And if I ever lose sight of that again or falter, then at least I have this article as a reminder.

Do Dieters Have Split Personalities?

           Why is it so hard to stay on a diet when success is just around the corner?

           You decide to lose ten pounds, pick a diet, and weigh yourself. Then, it’s off to the races!

           For the first day, week, or month, you are so good! You do everything right. You cut down on fat, sugar and salt. You eat green leafy vegetables, fruit, chicken, and fish. You even hide your stash of candy.

           Then that time comes, maybe it’s the next morning, the next week or next month, when you weigh yourself. You have done SO WELL! The scale has gone down one ounce, two ounces, or maybe even a whole pound. 

           “Great! Congratulations! Wonderful!” you tell yourself. 

Immediately, your brain, that most devious part of your body, speaks. “You have to celebrate! After all, this is America! If you don’t celebrate something, then it wasn’t that important. You have to mark this event so you know you’ve accomplished something.”

           You start thinking about all the ways you can acknowledge this great weight loss. Which would be the best, most meaningful one? Why, with food, of course! You could have a chocolate bar or an oatmeal raisin cookie, the really good kind that are at least three inches in diameter, or maybe a Frappuccino with whipped cream on top?

           Instantly the sane part of your brain speaks up. It’s trying to look out for you. “A pound is 3,500 calories and that’s for sixteen ounces. You’ve only lost half a pound.”

           Let’s do a little math. 3,500 calories divided in half equals 1,750. The chocolate bar is around 300 calories and the super duper oatmeal raisin cookie is around 500. The Frappuccino with all that nice, real, not fat free, whipped cream on top is around 600.”

           Now the devious part of your brain reasserts itself. It’s very warm and friendly so you just can’t resist paying attention. “Why not have all three, just this once? That would add up to only 1,400 calories. You’ve just lost half a pound. That’s 1,700 calories. You’d still be ahead. You would have lost one and one-half ounces!”

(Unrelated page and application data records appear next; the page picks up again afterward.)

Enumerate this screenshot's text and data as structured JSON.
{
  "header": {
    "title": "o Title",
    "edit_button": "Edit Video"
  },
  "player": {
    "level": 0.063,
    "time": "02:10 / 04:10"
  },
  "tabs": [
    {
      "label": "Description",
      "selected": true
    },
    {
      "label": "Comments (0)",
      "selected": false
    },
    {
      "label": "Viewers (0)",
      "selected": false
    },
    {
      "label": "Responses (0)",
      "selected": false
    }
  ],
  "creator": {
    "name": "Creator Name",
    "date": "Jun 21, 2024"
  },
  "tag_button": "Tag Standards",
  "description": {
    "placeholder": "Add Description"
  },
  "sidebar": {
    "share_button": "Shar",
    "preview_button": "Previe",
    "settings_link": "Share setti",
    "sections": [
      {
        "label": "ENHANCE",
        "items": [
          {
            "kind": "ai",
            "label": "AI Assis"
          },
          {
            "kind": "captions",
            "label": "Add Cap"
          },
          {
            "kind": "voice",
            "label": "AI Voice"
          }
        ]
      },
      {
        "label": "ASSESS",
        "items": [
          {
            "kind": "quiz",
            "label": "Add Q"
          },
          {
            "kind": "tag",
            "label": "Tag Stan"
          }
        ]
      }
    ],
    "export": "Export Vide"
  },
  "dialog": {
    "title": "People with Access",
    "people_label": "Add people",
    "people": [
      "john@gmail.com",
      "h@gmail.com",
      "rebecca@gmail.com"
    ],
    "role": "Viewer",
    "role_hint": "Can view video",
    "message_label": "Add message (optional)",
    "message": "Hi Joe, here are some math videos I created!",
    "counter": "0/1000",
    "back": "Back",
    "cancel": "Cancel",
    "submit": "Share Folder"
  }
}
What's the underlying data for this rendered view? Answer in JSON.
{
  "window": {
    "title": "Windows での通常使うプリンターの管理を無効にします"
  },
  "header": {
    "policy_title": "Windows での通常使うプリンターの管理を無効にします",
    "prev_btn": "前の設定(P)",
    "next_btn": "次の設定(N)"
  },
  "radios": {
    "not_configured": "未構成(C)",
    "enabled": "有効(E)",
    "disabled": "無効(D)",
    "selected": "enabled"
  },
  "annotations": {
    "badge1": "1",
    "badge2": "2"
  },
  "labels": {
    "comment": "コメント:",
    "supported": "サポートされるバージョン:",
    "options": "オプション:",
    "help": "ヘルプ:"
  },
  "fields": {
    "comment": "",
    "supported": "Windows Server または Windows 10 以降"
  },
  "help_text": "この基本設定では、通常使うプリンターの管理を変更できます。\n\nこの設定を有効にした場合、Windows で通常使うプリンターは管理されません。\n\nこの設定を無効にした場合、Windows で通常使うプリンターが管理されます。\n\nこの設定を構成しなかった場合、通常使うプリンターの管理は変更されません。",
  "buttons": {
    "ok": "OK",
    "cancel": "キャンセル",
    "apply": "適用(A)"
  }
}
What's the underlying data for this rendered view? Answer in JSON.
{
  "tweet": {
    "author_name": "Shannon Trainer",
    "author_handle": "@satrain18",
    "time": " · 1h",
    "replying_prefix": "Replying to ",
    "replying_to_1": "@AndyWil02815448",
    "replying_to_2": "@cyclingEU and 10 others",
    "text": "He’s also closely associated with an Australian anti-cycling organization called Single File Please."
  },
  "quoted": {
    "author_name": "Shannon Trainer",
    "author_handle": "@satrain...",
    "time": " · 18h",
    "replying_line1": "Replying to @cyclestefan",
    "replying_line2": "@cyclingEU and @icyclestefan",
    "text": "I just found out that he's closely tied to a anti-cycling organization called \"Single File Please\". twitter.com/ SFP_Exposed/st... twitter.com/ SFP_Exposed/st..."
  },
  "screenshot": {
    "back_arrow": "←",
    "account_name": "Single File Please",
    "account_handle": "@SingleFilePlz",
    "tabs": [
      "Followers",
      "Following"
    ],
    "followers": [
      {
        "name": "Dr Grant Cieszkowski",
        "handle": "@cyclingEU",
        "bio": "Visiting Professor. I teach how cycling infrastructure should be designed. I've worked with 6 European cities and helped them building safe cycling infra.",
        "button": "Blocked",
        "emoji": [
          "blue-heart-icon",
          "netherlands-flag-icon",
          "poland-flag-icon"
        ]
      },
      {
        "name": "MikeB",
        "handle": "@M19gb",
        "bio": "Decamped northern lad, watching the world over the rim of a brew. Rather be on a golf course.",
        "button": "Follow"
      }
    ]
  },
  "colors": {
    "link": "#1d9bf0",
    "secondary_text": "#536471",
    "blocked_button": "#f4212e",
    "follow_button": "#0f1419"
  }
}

           Where did this devious part come from? It seems to know you so well, almost like your best friend. It acts like it’s only looking out for you and shows up every time you start to make some progress on that ten pounds. “What’s going on here?” you ask yourself. “No one needs a friend like this.” 

           You want your brain to tell you: “Great! Congratulations! Wonderful! You’ve finally lost some weight. You need to commemorate this remarkable achievement. Go to your favorite café, sit outside in the sun and order a hot cup of herbal tea. How about orange mango, cranberry apple or lemon zest? You will feel so wonderful afterwards and the number of calories is zero.”

           “Zero calories,” your devious part starts in, “how can I mark this important event by putting something with no calories into my body? I need something that tastes good. That means salt, fat, sugar.”

           “No, no, no,” your sane part says. “You don’t want calories.  That’s the whole point.  You want something with zero calories so you can continue to lose weight.” 

           “What kind of friend are you?” your devious part demands.  “She lost weight, after all. She needs to go out and celebrate and eat something very special with lots of whipped cream, chocolate and sugar. There’s nothing like the taste of real sugar. After all, she just lost half a pound.”

           “Whoa”, your sane part weighs in. “You’re not at the end of the line. You’re only on the first step. You didn’t go on this diet to lose half a pound. You went on it to lose ten pounds. Remember? To lose ten pounds, at a half pound a week, will take twenty weeks. That’s close to five months. You haven’t even gotten through the first month yet. Actually, this is only the end of Week #1.”

           So the real reason it’s so hard to stay on a diet is our brains have two parts—the sane and the devious. It is hard for some of us to realize the devious part is not really our best friend. What we really need is therapy for our split personality!